The teaching of Maths across the school and the leadership of Maths was viewed positively by inspectors, ‘The teaching of mathematics has improved and is now strengthening pupils’ progress.’ ‘The teaching of mathematics has been developed well and teachers all understand and use the school’s scheme of work. Pupils are given challenging tasks from the outset of the lesson and the progress of pupils is well promoted. Lessons all include frequent opportunities for pupils to tackle problems and work through investigations.’


With so many new children joining us throughout the year, with different expectations and experiences, it was imperative our behaviour systems were supportive of individuals’ needs and that all children felt they were valued and appreciated in school. The Inspectors also recognised this.

‘Pupils are keen learners and when teaching is effective they relish the challenge to do their best. The behaviour of pupils is good. Leaders have ensured that all staff have similar expectations of pupils’ behaviour in class and when moving around the school. Pupils are courteous and demonstrate good manners such as opening doors and speaking to all staff politely. Pupils behave well because they are happy in school and relationships between

staff and pupils are good. They uphold the school’s values with pride.’


We are supported in school by an experienced and effective Governing Body whose skills are very much valued and appreciated.Governors are skilled and experienced. They have used the information provided by leaders to draw up plans for improvement. The minutes of meetings show that they effectively challenge leaders about pupils’ progress.’


The safety and care of our children is of paramount importance to us and inspectors recognised our systems were robust ‘The arrangements for safeguarding are effective.’ ‘Leaders ensure that all checks are promptly made on the suitability of staff and volunteers to work with pupils. Governors have recently carried out a full and detailed review of the school’s safeguarding procedures. Their comprehensive report confirms the effectiveness of the training in raising staff’s awareness of possible risks.’ All staff are vigilant for pupils’ safety. Pupils feel safe in school because as one pupil said, expressing the feelings of many, ‘Every single teacher is trustworthy and the school is my big family.’ Parents also overwhelmingly agreed that the school is a safe place for their children to learn. They are confident to approach leaders and teachers with any problems they may have, knowing that they will be dealt with promptly and effectively.’

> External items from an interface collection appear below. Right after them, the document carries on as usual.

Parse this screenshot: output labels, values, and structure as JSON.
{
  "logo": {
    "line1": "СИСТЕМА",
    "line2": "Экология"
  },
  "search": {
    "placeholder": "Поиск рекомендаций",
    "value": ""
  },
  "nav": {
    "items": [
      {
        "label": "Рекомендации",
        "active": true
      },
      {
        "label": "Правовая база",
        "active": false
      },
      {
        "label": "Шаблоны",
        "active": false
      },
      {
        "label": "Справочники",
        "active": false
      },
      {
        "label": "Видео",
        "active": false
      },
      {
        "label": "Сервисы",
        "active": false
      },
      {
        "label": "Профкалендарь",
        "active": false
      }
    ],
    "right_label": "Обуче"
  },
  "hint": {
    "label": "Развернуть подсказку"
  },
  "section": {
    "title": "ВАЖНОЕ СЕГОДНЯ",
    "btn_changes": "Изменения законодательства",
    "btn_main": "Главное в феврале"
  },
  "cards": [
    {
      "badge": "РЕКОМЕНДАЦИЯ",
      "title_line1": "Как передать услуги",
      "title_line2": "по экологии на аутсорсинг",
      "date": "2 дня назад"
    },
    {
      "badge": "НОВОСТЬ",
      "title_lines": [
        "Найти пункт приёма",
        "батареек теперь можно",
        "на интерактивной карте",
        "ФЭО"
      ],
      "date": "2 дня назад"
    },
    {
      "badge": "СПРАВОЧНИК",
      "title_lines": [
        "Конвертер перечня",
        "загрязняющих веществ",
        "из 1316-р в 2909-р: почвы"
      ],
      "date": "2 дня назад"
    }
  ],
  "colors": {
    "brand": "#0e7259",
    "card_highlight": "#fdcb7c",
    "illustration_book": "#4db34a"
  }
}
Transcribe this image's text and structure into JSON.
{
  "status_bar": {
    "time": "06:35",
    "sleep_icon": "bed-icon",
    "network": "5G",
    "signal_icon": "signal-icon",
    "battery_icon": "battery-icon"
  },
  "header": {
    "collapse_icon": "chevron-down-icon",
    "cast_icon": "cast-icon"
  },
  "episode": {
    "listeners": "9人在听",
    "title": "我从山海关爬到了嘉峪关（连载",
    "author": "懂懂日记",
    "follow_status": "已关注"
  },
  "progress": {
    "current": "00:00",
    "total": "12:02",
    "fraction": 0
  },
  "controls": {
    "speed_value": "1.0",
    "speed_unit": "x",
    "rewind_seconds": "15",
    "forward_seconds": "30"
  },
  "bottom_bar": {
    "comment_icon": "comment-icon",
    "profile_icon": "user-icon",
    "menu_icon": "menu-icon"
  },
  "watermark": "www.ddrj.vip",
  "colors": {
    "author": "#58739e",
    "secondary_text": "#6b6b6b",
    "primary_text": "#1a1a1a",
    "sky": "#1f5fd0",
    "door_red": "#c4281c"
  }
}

I was also pleased that the inspectors recognised that the vast majority of the children in current Y3 to Y6 have not been with us for the past two years and that in most cases underachievement had been inherited.Currently, because of a legacy of underachievement over time, some pupils entering the next stage of their education from the end of key stage 2 are not well prepared in the standard of their skills and knowledge.’


Inevitably, there are things we need to work on! The key message that Leaders and staff have taken from this report is consistency. Consistency will, of course, be in place over time but is an increased challenge in an ever changing school. I hope the new staffing structure proposed by Governors and the new appointments that will be made over the summer, will increase leadership capacity at all levels.


As the inspection report suggests, we are reviewing our English curriculum and will be ensuring we have evidence to prove that reading comprehension skills are taught consistently across the school. We had identified that many of our children had ‘gaps’ in their knowledge of spelling patterns and grammar knowledge and as a result, we recently introduced a new spelling programme which, as yet, is too soon to see the impact.

We have a higher than National % of SEND children in school and our aim is to ensure all SEND pupils make consistently good progress from their starting points. We will be reviewing the support in place for SEND children and will be seeking external advice to ensure their learning needs in class are fully met and addressed.

SIAMS Inspection report June 2018

  • St Matthew's Church of England Primary and Nursery
  • 1 Peregrine Road,Derriford, Plymouth, PL6 5FN
  • Telephone number : 01752 395969
  • Mobile telephone number : 07308891852